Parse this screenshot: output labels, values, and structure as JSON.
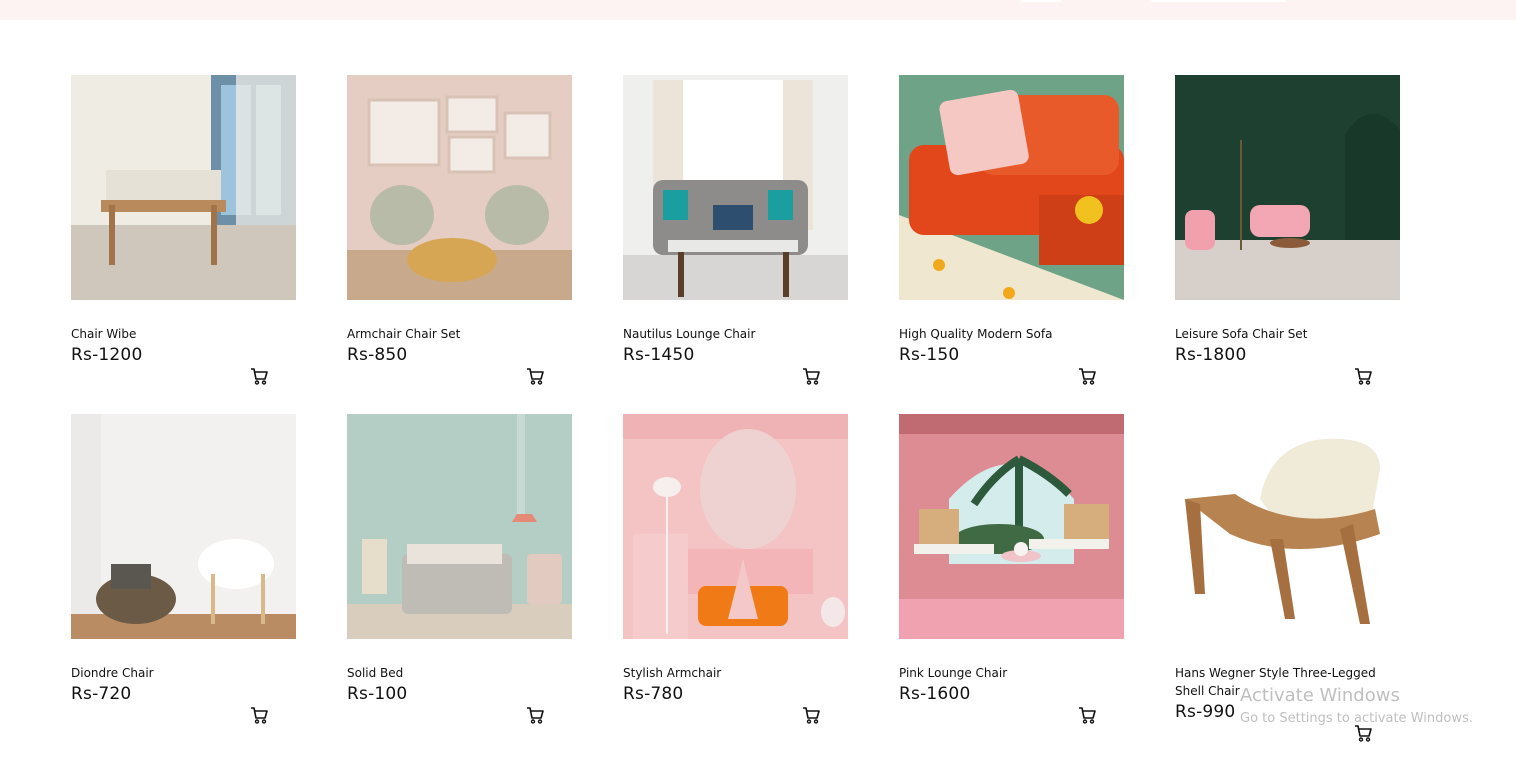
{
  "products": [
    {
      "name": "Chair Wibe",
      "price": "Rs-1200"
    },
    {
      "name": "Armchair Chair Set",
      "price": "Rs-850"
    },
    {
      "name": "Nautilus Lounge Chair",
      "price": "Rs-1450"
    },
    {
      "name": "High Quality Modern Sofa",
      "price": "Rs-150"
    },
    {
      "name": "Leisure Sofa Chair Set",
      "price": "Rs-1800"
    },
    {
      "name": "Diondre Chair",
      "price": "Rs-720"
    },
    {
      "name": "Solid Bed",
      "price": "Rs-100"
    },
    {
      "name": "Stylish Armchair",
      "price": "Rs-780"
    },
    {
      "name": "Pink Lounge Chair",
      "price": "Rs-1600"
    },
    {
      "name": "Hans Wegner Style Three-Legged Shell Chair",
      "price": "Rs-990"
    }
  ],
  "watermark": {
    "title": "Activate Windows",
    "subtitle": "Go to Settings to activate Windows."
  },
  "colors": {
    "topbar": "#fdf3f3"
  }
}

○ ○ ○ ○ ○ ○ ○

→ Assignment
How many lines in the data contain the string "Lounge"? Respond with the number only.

→ Reply
2